___ Supplied information
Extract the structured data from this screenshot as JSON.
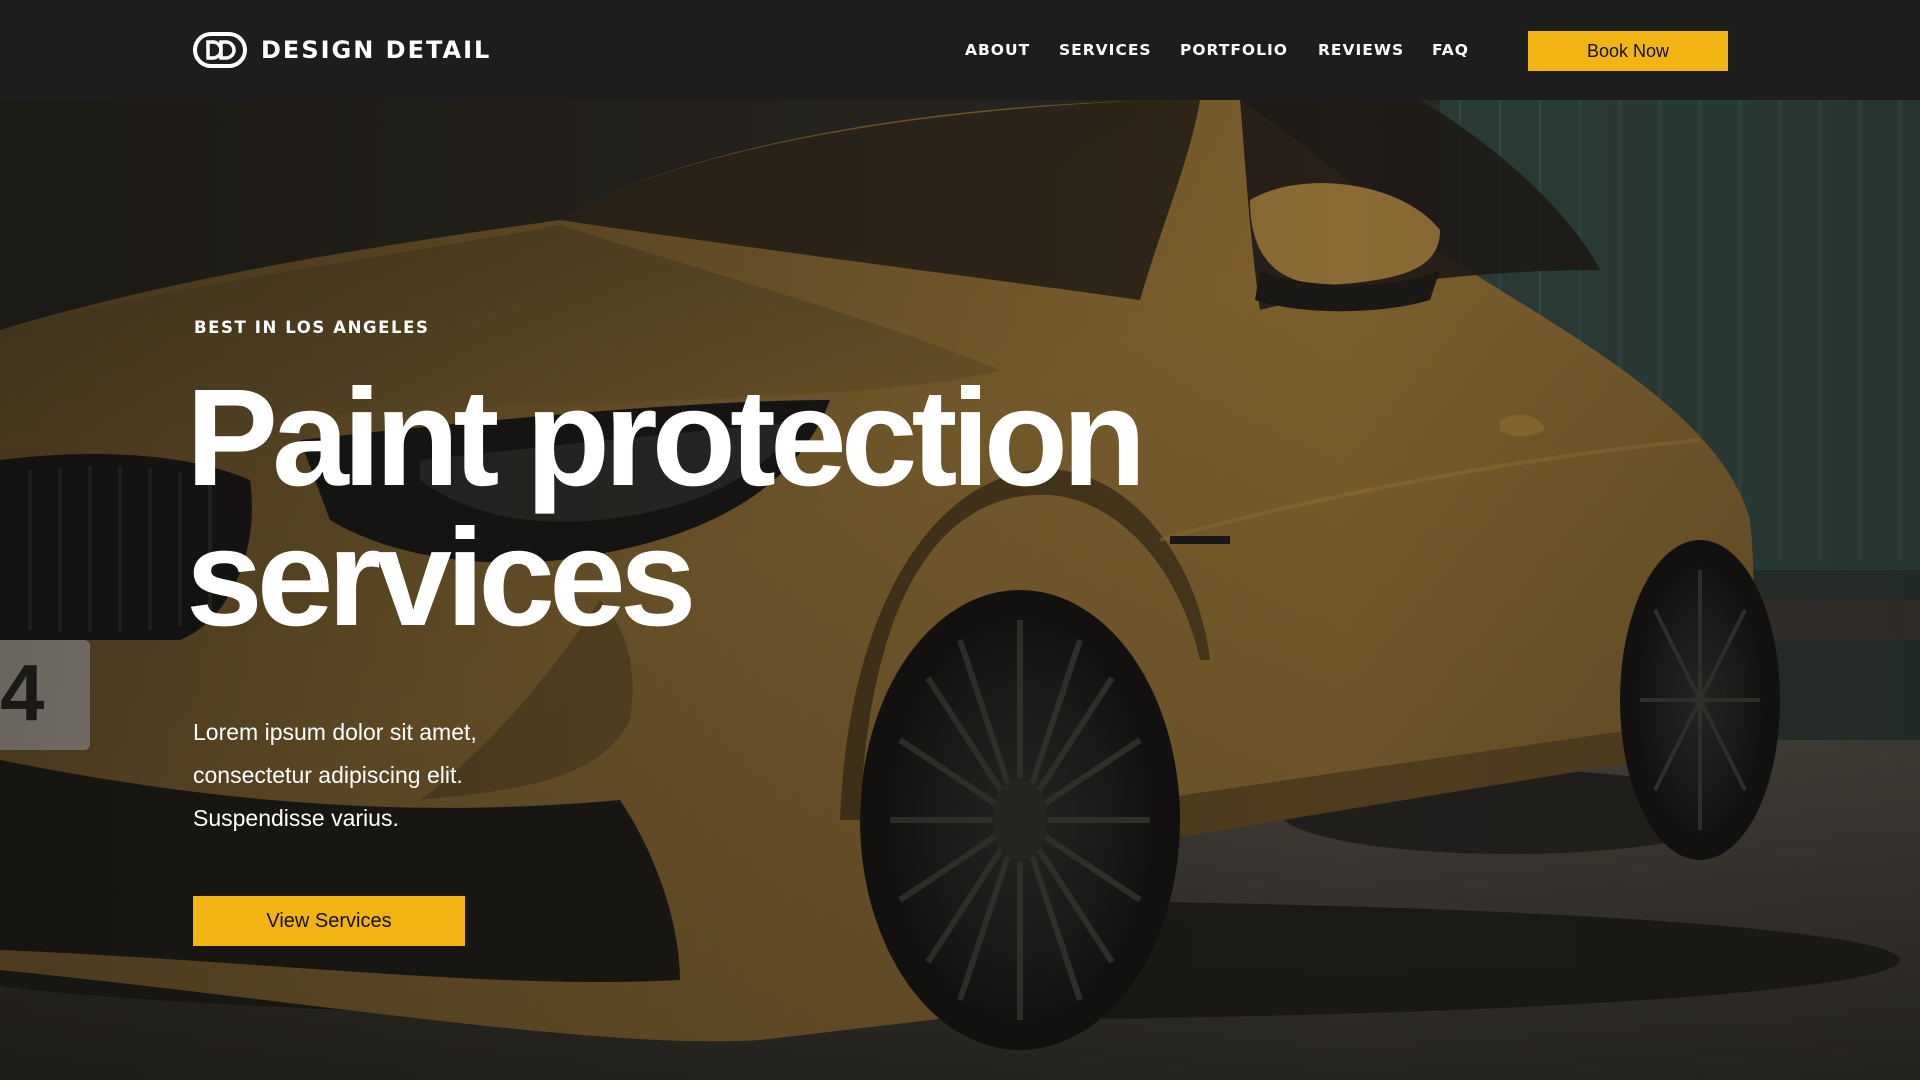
{
  "header": {
    "brand": "DESIGN DETAIL",
    "nav": [
      {
        "label": "ABOUT"
      },
      {
        "label": "SERVICES"
      },
      {
        "label": "PORTFOLIO"
      },
      {
        "label": "REVIEWS"
      },
      {
        "label": "FAQ"
      }
    ],
    "cta_label": "Book Now"
  },
  "hero": {
    "eyebrow": "BEST IN LOS ANGELES",
    "headline": [
      "Paint protection",
      "services"
    ],
    "lead_lines": [
      "Lorem ipsum dolor sit amet,",
      "consectetur adipiscing elit.",
      "Suspendisse varius."
    ],
    "cta_label": "View Services",
    "background_photo": "mustard yellow sports car parked beside a building"
  },
  "colors": {
    "accent": "#f1b412",
    "header_bg": "#1d1d1d",
    "text_light": "#ffffff",
    "button_text": "#111111"
  }
}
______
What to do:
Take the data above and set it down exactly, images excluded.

Result of the task:
Extract the structured data from this screenshot as JSON.
{
  "header": {
    "brand": "DESIGN DETAIL",
    "nav": [
      {
        "label": "ABOUT"
      },
      {
        "label": "SERVICES"
      },
      {
        "label": "PORTFOLIO"
      },
      {
        "label": "REVIEWS"
      },
      {
        "label": "FAQ"
      }
    ],
    "cta_label": "Book Now"
  },
  "hero": {
    "eyebrow": "BEST IN LOS ANGELES",
    "headline": [
      "Paint protection",
      "services"
    ],
    "lead_lines": [
      "Lorem ipsum dolor sit amet,",
      "consectetur adipiscing elit.",
      "Suspendisse varius."
    ],
    "cta_label": "View Services",
    "background_photo": "mustard yellow sports car parked beside a building"
  },
  "colors": {
    "accent": "#f1b412",
    "header_bg": "#1d1d1d",
    "text_light": "#ffffff",
    "button_text": "#111111"
  }
}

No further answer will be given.